First, our specialists perform an energy audit – building inspection and analysis procedure to determine the main consumers of energy and to identify and assess the possibilities for saving energy. We offer to create an electronic accounting system of detailed energy resources which allows to recognise shortcomings in the operation of technical engineering systems, as well as the largest losses that occur as a result of irregularities in a building’s construction, equipment, or organisation of work.
To make something more efficient, the current consumption of the existing situation must first be calculated – how much and where is energy used. Then it must be understood in detail for which processes this energy is being used and in which buildings or spaces this is happening. With the most precise calculation of consumption in the existing situation, we will better understand where energy is being used, where energy is the most expensive, and where we use it inefficiently.
The next action for improving energy efficiency in industrial manufacturing is to relate this energy consumption to one unit of product, in order to understand whether these costs can be attributed to manufacturing. For data to be in an understandable form and with sufficient regularity, it does not suffice to record the numbers once a month. Without seeing the curve of how and where we have used energy, whether it happens during the day or night, we cannot come to conclusions and develop solutions. Possibly, the data will show that the highest energy consumption happens during the night, which hasn’t been noticed before. With such methods, we have succeeded to catch several night or holiday expenses that have occurred because of employee ambivalence, for example, with powerful equipment working during holidays much unnecessary energy has been used. Therefore, regular readings are of utmost importance for preparing detailed consumption curves. The best practice is to make 20-40 readings a day over a period of 3-6 months.
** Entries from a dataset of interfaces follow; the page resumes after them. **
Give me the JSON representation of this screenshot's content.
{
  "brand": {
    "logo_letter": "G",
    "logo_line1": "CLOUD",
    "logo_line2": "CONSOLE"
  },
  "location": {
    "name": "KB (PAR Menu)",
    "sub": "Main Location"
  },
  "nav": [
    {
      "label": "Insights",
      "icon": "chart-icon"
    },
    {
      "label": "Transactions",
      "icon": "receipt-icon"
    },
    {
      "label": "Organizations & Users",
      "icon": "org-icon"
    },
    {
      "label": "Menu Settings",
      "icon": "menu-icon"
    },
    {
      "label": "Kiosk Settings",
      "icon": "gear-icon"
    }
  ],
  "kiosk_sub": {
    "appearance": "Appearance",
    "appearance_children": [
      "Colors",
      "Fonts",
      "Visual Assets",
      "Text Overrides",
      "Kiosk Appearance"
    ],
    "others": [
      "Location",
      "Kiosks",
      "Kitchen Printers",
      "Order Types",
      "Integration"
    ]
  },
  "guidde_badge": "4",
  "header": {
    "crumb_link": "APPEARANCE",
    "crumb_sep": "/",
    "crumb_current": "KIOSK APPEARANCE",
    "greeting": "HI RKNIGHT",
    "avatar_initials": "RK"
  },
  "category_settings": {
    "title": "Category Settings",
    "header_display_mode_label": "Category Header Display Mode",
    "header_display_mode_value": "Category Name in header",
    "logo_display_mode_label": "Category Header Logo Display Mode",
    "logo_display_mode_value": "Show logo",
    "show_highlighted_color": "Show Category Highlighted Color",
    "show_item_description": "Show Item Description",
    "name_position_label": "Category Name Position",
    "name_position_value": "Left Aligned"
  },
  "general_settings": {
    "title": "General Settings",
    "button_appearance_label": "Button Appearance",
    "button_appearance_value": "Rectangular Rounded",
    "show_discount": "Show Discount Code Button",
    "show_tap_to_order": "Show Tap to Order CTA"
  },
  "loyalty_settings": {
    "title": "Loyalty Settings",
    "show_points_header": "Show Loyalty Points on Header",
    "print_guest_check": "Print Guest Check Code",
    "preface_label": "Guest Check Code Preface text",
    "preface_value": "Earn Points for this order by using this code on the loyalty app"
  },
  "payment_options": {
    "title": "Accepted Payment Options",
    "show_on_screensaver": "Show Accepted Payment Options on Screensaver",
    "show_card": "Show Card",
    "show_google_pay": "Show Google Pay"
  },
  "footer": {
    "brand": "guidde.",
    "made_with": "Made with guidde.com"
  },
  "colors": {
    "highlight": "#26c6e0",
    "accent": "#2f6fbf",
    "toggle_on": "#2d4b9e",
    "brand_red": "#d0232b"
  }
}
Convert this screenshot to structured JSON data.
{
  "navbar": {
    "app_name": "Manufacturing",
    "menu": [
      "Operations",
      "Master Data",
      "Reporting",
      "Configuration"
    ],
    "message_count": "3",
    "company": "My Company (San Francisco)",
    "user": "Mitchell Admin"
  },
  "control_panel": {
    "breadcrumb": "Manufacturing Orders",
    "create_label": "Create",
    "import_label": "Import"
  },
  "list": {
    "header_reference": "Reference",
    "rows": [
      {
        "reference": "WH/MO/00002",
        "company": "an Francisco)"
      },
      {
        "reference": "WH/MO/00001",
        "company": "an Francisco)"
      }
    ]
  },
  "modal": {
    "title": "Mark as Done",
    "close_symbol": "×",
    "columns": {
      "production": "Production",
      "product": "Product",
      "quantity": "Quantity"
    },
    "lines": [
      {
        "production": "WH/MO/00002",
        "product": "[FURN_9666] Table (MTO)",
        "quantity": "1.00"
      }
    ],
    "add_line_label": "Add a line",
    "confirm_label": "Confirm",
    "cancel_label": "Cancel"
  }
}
After that, we perform exterior measurements, for example, thermographics. Thus, we can assess the technical engineering systems – heating, ventilation, cooling, lighting, etc. – and understand where energy losses and unnecessary consumption are occurring.
Following a detailed analysis, we develop a proposal with calculations, what we offer as savings, and in which processes we suggest to do this. Our prepared proposals are all-encompassing, they do not only include replacement of doors and windows or insulation of walls. Yes, these are important components, but in our view, energy consumption is a much more important component in situations where ventilation, lighting, air conditioning, and heating are the largest consumers. In manufacturing, there can also be other types of energy, for example, steam, compressed air, and gas. In such cases, we assess which are the most expensive energy consumers and develop solutions for optimising them. We offer specific actions for ensuring less energy consumption, for example, replacing technically and morally outdated electrical motors with new ones. Likewise, we offer to divert losses or suggest to transfer heat that is created during manufacturing processes to an adjacent office building. We can use the heat created during manufacturing and transform this by-product into a useful resource. There are various methods for doing this, for example, heat accumulation. There is a lot of equipment in manufacturing that lets off heat – this can be either cooled with free cooling or, if there is too much heat, it can be transferred to heating systems or used for water heating. If a specific location is lacking power and manufacturing cannot further develop, energy can be freed up through energy efficiency measures, which can then be redirected into the manufacturing process.